#### [Required action]
Hunt through the lines below for the string "data" and copy each one that has it.
►
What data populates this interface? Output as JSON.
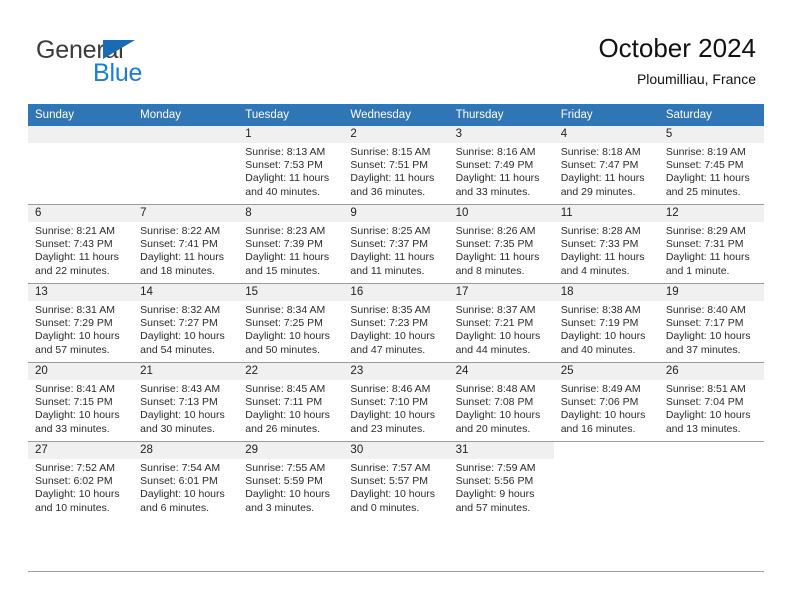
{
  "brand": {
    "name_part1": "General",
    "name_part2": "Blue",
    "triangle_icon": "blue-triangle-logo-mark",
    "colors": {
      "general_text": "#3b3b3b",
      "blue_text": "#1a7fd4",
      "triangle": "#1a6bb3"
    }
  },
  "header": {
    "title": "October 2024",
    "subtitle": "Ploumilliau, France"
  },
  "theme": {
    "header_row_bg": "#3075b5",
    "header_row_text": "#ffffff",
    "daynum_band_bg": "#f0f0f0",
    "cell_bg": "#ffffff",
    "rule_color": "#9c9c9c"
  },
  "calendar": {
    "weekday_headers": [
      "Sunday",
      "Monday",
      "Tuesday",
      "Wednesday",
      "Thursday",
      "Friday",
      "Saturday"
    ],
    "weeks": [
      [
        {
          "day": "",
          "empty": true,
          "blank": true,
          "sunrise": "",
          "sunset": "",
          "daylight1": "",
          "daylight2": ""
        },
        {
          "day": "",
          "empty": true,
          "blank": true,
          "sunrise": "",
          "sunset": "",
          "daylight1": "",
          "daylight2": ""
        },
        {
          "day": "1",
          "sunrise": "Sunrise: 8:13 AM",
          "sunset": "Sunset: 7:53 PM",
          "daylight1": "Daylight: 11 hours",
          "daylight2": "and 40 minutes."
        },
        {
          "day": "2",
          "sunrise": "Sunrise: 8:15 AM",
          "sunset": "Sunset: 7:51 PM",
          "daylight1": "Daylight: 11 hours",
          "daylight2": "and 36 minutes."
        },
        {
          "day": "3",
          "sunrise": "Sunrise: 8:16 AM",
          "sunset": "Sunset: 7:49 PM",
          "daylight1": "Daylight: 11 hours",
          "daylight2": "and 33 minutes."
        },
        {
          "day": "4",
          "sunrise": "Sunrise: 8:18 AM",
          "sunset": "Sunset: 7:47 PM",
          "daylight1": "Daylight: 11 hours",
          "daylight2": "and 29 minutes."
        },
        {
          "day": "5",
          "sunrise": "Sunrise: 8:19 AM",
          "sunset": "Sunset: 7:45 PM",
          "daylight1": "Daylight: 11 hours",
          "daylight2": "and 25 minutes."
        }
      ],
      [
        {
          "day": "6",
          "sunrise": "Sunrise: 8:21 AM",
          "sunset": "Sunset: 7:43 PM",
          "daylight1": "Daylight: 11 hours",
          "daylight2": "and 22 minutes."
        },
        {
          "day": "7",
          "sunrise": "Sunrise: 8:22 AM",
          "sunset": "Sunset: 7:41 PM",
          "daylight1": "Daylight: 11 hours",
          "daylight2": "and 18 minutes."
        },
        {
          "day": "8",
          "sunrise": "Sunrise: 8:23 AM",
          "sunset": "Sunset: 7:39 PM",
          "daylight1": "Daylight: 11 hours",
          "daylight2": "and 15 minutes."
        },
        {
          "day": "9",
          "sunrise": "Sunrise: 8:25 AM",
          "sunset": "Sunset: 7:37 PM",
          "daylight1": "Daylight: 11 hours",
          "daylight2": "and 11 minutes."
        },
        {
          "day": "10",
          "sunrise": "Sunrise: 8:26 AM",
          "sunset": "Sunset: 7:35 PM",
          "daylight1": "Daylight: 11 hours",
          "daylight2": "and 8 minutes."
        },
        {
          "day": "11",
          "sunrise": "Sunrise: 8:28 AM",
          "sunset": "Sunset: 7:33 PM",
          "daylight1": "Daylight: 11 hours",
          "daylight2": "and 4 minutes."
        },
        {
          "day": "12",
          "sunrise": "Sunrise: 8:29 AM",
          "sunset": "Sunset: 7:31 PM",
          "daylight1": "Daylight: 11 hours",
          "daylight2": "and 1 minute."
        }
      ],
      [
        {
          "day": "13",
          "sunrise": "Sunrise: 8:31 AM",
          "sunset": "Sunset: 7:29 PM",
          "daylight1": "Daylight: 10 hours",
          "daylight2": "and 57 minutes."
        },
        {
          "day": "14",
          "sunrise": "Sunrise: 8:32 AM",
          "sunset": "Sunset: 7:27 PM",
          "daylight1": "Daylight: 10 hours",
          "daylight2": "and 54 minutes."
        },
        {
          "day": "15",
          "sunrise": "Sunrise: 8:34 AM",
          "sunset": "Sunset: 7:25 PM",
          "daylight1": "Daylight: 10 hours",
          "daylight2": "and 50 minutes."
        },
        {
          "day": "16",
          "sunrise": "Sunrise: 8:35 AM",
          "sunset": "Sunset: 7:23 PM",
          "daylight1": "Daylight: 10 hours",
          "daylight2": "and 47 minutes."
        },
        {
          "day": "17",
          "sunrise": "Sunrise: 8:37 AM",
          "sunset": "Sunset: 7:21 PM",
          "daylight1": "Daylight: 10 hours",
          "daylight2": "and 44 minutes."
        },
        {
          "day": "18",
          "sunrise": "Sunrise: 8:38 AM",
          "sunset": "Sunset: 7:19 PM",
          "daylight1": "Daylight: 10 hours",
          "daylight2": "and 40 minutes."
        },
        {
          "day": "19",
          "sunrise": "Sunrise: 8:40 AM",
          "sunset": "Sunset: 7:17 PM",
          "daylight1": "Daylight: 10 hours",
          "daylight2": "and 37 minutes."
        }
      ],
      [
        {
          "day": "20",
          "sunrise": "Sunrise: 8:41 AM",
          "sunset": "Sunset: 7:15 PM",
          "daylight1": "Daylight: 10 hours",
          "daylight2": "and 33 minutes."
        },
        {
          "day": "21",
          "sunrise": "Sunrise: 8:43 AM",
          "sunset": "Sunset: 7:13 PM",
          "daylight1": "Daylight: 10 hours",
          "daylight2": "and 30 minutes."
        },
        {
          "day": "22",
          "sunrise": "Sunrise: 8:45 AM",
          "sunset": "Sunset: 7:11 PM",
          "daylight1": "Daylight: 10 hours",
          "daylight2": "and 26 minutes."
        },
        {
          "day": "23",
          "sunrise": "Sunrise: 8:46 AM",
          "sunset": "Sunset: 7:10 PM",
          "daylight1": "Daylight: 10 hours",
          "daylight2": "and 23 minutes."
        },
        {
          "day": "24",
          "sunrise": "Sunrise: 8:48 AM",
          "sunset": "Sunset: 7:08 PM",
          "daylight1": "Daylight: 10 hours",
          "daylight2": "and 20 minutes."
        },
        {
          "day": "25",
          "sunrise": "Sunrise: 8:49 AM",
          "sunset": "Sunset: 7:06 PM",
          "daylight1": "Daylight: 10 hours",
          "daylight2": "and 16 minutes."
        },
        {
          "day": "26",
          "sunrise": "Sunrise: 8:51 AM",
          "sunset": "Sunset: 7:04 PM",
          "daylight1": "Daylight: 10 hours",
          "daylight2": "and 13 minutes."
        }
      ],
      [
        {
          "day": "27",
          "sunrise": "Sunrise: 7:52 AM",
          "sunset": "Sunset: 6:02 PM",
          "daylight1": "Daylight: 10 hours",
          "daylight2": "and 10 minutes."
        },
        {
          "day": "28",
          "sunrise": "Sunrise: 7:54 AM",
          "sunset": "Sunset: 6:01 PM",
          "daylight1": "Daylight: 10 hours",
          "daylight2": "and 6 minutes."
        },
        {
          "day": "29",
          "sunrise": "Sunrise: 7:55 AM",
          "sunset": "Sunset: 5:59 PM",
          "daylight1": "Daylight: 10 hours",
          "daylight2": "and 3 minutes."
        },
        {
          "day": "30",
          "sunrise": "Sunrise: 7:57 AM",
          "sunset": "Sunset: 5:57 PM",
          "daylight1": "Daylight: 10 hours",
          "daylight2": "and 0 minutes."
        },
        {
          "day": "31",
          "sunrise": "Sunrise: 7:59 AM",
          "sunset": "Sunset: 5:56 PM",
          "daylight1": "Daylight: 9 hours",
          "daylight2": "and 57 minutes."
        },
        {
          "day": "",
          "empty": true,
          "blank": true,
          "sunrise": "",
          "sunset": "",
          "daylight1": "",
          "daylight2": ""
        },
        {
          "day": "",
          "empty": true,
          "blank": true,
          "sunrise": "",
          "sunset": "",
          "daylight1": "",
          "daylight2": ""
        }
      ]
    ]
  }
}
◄
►
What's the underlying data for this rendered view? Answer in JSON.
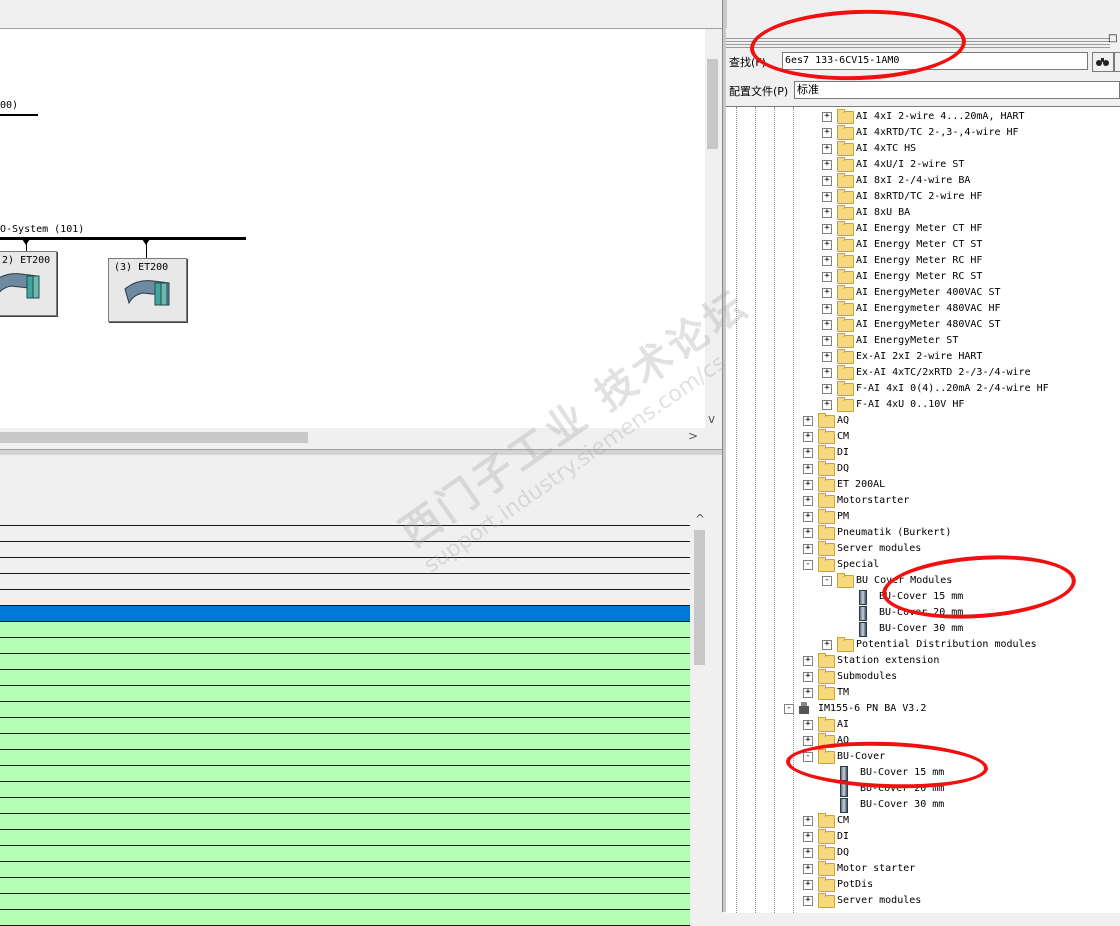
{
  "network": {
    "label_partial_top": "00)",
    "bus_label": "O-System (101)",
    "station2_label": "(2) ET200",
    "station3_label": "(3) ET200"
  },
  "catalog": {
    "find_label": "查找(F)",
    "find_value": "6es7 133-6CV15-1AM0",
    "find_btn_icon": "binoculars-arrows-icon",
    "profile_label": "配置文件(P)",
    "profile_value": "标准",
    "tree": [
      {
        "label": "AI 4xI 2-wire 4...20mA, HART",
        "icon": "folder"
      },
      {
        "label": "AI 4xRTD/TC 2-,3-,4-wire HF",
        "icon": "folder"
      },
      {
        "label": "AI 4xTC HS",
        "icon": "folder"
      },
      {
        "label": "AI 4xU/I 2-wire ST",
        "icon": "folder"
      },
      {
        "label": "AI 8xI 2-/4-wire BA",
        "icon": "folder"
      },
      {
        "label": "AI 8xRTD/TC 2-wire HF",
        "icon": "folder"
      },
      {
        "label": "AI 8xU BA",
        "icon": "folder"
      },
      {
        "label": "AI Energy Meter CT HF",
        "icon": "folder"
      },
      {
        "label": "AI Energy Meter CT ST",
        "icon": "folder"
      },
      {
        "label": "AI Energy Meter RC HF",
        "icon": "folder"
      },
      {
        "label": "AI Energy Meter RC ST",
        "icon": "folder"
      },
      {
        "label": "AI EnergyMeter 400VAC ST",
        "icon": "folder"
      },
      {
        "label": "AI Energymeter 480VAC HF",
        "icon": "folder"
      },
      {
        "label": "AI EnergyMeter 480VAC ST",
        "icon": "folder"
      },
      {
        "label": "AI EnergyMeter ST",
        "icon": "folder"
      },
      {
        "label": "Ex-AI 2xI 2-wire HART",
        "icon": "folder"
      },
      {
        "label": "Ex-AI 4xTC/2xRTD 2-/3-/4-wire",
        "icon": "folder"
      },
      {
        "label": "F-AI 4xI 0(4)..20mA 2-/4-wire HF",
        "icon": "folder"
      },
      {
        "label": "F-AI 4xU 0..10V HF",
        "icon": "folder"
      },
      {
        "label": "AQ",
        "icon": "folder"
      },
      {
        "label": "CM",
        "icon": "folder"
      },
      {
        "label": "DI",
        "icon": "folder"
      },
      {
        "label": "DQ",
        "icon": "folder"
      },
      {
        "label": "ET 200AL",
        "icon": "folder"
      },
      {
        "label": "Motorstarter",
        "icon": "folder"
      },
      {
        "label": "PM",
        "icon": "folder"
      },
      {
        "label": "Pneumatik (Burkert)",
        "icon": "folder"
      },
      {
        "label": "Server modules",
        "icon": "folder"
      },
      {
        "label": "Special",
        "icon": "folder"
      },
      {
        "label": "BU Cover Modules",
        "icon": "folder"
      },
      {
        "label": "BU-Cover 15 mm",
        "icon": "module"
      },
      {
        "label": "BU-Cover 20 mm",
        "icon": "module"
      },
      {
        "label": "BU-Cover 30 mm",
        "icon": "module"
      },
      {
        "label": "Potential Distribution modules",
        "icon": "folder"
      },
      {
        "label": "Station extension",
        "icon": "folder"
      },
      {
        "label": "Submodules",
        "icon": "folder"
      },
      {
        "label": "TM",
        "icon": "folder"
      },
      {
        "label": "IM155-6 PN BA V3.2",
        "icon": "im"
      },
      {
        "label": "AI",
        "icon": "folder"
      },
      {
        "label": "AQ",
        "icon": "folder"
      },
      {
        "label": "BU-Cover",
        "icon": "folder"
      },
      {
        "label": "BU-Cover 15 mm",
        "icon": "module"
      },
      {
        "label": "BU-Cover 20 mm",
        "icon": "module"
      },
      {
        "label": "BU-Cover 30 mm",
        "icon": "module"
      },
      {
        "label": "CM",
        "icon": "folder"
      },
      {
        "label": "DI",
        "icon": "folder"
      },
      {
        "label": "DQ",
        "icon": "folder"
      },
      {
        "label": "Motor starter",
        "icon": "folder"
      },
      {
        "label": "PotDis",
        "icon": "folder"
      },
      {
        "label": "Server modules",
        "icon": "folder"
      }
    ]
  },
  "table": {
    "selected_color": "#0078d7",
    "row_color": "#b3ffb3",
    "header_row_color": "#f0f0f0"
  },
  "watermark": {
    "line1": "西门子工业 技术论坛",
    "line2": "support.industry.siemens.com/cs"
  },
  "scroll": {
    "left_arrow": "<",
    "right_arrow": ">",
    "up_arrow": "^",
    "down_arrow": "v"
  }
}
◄
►
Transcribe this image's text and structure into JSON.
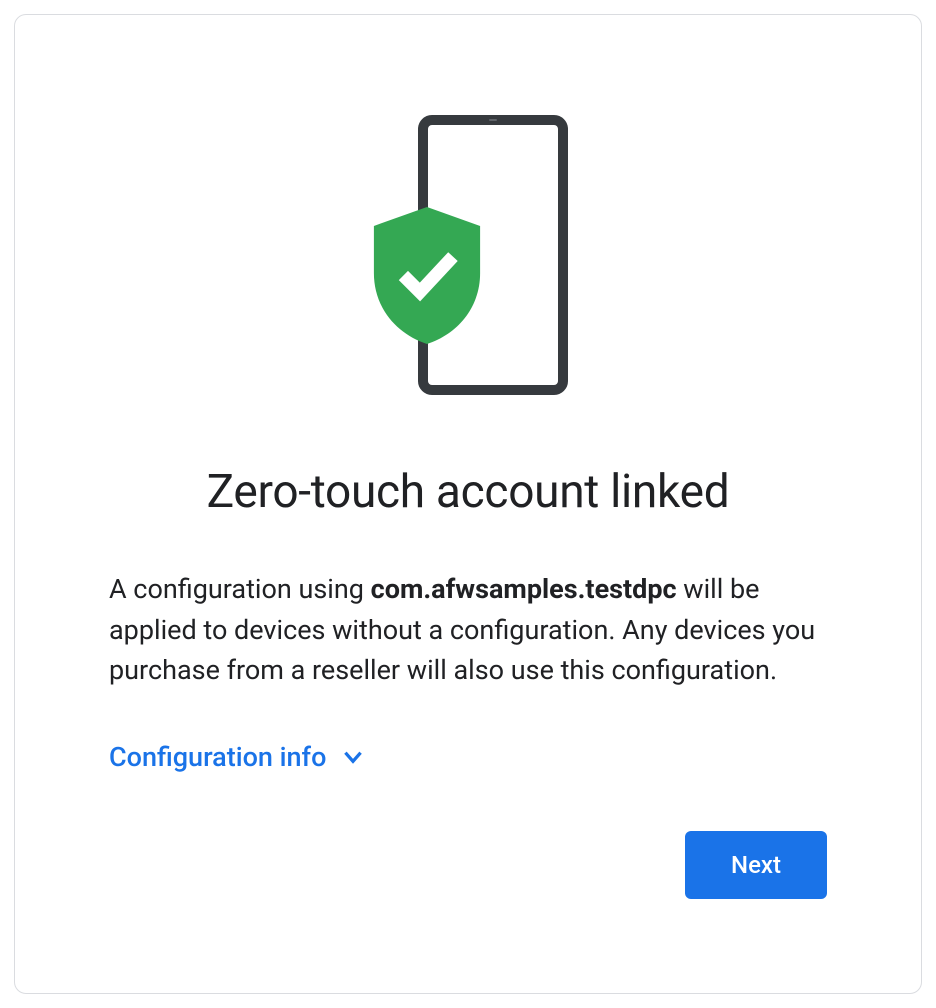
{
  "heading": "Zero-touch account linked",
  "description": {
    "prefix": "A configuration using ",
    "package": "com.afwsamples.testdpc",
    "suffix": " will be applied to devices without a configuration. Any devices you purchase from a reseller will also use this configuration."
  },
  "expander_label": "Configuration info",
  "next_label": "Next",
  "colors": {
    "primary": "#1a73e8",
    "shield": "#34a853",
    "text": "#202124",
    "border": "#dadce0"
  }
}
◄
#### [Problem solution]
What data populates this interface? Output as JSON.
What's the underlying data for this rendered view? Answer in JSON.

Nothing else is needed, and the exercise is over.